So far, I love it here.

You get to actually experience the four seasons. I moved here in late July and Michigan was gorgeous at the time. I left California experiencing 110 degree summer days to temperatures in the mid-80s and 90s.

Fall was also beautiful, but it was way too short! The orange/red hues from the leaves changing colors made for some pretty cool picture ops.

Winter has been surprisingly wonderful. Some of my classmates, like myself, were ecstatic to see the first snowfall. This rang true for those classmates from out of state, at least. There were definitely a lot of snaps and excitement that day.

I had seen a lot video posts on Snapchat of classmates walking through the snow. I was mesmerized by the beauty of it all. Yeah, it gets pretty cold, but you get acclimated to …

Why I Chose Medicine: Complexities of Health Care Drive Me To Be A Physician

“Why did you choose medicine?”

I get that a lot. In fact, these may be words that medical students and doctors hear the most. Well, maybe second only to “I was googling my symptoms and I think I may have...”

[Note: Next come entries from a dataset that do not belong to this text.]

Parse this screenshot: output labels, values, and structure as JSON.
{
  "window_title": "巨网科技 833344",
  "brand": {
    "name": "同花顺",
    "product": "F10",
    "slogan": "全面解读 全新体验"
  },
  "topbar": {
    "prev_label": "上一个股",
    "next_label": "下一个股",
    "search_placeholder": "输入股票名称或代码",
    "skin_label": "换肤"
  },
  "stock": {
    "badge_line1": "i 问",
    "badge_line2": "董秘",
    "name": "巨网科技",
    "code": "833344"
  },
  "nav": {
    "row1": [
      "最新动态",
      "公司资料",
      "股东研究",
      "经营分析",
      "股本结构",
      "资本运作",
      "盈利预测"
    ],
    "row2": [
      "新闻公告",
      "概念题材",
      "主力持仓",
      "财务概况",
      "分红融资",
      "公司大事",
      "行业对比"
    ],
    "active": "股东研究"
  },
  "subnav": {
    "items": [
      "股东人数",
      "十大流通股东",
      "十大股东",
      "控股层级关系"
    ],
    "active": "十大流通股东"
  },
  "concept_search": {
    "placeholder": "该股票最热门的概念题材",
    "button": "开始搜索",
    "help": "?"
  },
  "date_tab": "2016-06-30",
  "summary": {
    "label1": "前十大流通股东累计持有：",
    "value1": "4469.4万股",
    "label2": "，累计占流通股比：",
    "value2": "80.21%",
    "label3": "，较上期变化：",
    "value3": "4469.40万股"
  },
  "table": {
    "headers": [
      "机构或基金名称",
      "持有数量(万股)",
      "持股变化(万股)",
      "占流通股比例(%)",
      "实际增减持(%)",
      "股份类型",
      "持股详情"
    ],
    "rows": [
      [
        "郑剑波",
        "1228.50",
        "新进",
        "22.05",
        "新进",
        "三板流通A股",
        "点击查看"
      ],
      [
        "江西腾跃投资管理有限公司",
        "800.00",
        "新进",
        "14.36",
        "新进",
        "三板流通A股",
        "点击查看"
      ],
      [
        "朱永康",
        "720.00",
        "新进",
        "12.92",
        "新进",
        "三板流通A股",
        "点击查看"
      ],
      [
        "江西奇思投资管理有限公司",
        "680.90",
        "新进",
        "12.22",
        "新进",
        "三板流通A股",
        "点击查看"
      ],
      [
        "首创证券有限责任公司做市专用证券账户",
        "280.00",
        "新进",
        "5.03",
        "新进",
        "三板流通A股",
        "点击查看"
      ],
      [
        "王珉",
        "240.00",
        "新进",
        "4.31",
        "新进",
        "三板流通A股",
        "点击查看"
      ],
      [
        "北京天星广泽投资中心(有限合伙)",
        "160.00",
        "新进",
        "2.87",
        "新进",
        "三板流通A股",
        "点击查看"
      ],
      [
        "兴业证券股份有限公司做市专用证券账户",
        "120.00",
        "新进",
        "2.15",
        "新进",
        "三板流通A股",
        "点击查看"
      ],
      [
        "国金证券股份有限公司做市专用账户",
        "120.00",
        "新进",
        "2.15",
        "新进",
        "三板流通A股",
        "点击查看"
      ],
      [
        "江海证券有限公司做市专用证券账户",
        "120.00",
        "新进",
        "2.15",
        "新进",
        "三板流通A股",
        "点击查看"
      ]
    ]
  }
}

I mentioned in one my previous posts that I grew up in a rural farm town in Northern California before being admitted to the College of Human Medicine. Yup, California is more than sandy beaches and a coastline.

Growing up surrounded by farms meant that I was able to see the fruits ripen and flowers blossom all around me. Kiwi and strawberries in the winter/spring, peaches and plums in summer, and grapes, almonds, and walnuts in the fall. If you are a fan of the Mediterranean diet, this is the place to be.

I watched as the farm workers pulled ripe fruit off trees, one by one. Many wore hats to protect themselves from sun exposure, with no air conditioning in their immediate future.

Sweat dripping down their faces and clothes full of dirt, they climbed ladders trying to reach …

A New Reality: Notable Challenges and Surprises in My First Year of Medical School